Task directions: Nothing but an exact copy of the data should be given.
——————
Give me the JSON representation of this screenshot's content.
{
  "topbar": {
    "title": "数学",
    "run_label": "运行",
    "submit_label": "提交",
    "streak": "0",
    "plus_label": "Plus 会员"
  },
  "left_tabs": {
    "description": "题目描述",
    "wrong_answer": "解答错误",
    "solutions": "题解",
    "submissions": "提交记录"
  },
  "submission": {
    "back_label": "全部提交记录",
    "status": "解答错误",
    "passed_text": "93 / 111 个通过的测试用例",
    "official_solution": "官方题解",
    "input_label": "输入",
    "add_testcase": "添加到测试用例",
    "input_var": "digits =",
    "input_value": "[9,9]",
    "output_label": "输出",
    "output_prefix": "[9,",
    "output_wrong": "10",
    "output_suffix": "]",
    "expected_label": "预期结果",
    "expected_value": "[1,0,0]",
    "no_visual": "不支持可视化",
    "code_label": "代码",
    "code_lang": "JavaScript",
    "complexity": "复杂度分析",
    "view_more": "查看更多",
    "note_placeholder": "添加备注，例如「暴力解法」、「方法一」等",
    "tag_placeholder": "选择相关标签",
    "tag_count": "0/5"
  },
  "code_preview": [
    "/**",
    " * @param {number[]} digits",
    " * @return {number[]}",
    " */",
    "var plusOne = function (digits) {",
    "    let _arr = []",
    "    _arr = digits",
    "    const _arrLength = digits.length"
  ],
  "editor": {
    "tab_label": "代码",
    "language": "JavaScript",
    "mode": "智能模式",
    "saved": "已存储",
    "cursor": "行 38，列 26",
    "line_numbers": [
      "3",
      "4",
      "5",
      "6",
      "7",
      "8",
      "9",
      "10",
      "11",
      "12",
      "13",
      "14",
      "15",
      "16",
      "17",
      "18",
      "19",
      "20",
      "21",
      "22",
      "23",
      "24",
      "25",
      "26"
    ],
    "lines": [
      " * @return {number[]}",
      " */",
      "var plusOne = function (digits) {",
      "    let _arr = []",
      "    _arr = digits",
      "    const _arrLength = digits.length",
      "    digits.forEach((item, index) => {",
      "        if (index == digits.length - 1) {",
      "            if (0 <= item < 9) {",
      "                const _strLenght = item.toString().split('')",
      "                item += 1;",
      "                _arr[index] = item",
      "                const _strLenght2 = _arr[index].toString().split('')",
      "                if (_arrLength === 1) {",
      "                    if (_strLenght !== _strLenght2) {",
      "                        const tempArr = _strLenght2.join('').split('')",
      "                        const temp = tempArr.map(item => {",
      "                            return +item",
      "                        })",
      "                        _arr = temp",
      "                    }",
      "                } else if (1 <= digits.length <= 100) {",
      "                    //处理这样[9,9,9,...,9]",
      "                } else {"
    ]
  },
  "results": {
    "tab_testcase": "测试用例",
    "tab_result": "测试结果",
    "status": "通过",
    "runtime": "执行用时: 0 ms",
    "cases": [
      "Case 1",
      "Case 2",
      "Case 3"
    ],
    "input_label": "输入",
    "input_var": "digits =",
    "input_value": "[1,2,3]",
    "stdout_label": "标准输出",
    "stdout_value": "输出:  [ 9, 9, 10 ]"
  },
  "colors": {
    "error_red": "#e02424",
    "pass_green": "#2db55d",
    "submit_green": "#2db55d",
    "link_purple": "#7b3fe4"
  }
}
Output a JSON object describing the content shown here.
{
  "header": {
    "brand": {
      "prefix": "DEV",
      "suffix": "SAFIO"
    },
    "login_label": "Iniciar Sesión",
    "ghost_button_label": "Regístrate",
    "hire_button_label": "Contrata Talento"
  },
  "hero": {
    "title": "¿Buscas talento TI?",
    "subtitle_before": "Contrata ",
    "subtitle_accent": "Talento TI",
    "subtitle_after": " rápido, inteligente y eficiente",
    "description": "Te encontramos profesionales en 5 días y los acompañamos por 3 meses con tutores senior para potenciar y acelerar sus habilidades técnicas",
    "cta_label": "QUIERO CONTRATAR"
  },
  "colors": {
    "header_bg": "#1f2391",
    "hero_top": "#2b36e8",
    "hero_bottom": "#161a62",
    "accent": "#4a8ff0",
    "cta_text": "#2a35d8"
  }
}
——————
Answer space:
Give me the JSON representation of this screenshot's content.
{
  "topbar": {
    "title": "数学",
    "run_label": "运行",
    "submit_label": "提交",
    "streak": "0",
    "plus_label": "Plus 会员"
  },
  "left_tabs": {
    "description": "题目描述",
    "wrong_answer": "解答错误",
    "solutions": "题解",
    "submissions": "提交记录"
  },
  "submission": {
    "back_label": "全部提交记录",
    "status": "解答错误",
    "passed_text": "93 / 111 个通过的测试用例",
    "official_solution": "官方题解",
    "input_label": "输入",
    "add_testcase": "添加到测试用例",
    "input_var": "digits =",
    "input_value": "[9,9]",
    "output_label": "输出",
    "output_prefix": "[9,",
    "output_wrong": "10",
    "output_suffix": "]",
    "expected_label": "预期结果",
    "expected_value": "[1,0,0]",
    "no_visual": "不支持可视化",
    "code_label": "代码",
    "code_lang": "JavaScript",
    "complexity": "复杂度分析",
    "view_more": "查看更多",
    "note_placeholder": "添加备注，例如「暴力解法」、「方法一」等",
    "tag_placeholder": "选择相关标签",
    "tag_count": "0/5"
  },
  "code_preview": [
    "/**",
    " * @param {number[]} digits",
    " * @return {number[]}",
    " */",
    "var plusOne = function (digits) {",
    "    let _arr = []",
    "    _arr = digits",
    "    const _arrLength = digits.length"
  ],
  "editor": {
    "tab_label": "代码",
    "language": "JavaScript",
    "mode": "智能模式",
    "saved": "已存储",
    "cursor": "行 38，列 26",
    "line_numbers": [
      "3",
      "4",
      "5",
      "6",
      "7",
      "8",
      "9",
      "10",
      "11",
      "12",
      "13",
      "14",
      "15",
      "16",
      "17",
      "18",
      "19",
      "20",
      "21",
      "22",
      "23",
      "24",
      "25",
      "26"
    ],
    "lines": [
      " * @return {number[]}",
      " */",
      "var plusOne = function (digits) {",
      "    let _arr = []",
      "    _arr = digits",
      "    const _arrLength = digits.length",
      "    digits.forEach((item, index) => {",
      "        if (index == digits.length - 1) {",
      "            if (0 <= item < 9) {",
      "                const _strLenght = item.toString().split('')",
      "                item += 1;",
      "                _arr[index] = item",
      "                const _strLenght2 = _arr[index].toString().split('')",
      "                if (_arrLength === 1) {",
      "                    if (_strLenght !== _strLenght2) {",
      "                        const tempArr = _strLenght2.join('').split('')",
      "                        const temp = tempArr.map(item => {",
      "                            return +item",
      "                        })",
      "                        _arr = temp",
      "                    }",
      "                } else if (1 <= digits.length <= 100) {",
      "                    //处理这样[9,9,9,...,9]",
      "                } else {"
    ]
  },
  "results": {
    "tab_testcase": "测试用例",
    "tab_result": "测试结果",
    "status": "通过",
    "runtime": "执行用时: 0 ms",
    "cases": [
      "Case 1",
      "Case 2",
      "Case 3"
    ],
    "input_label": "输入",
    "input_var": "digits =",
    "input_value": "[1,2,3]",
    "stdout_label": "标准输出",
    "stdout_value": "输出:  [ 9, 9, 10 ]"
  },
  "colors": {
    "error_red": "#e02424",
    "pass_green": "#2db55d",
    "submit_green": "#2db55d",
    "link_purple": "#7b3fe4"
  }
}
Output a JSON object describing the content shown here.
{
  "header": {
    "brand": {
      "prefix": "DEV",
      "suffix": "SAFIO"
    },
    "login_label": "Iniciar Sesión",
    "ghost_button_label": "Regístrate",
    "hire_button_label": "Contrata Talento"
  },
  "hero": {
    "title": "¿Buscas talento TI?",
    "subtitle_before": "Contrata ",
    "subtitle_accent": "Talento TI",
    "subtitle_after": " rápido, inteligente y eficiente",
    "description": "Te encontramos profesionales en 5 días y los acompañamos por 3 meses con tutores senior para potenciar y acelerar sus habilidades técnicas",
    "cta_label": "QUIERO CONTRATAR"
  },
  "colors": {
    "header_bg": "#1f2391",
    "hero_top": "#2b36e8",
    "hero_bottom": "#161a62",
    "accent": "#4a8ff0",
    "cta_text": "#2a35d8"
  }
}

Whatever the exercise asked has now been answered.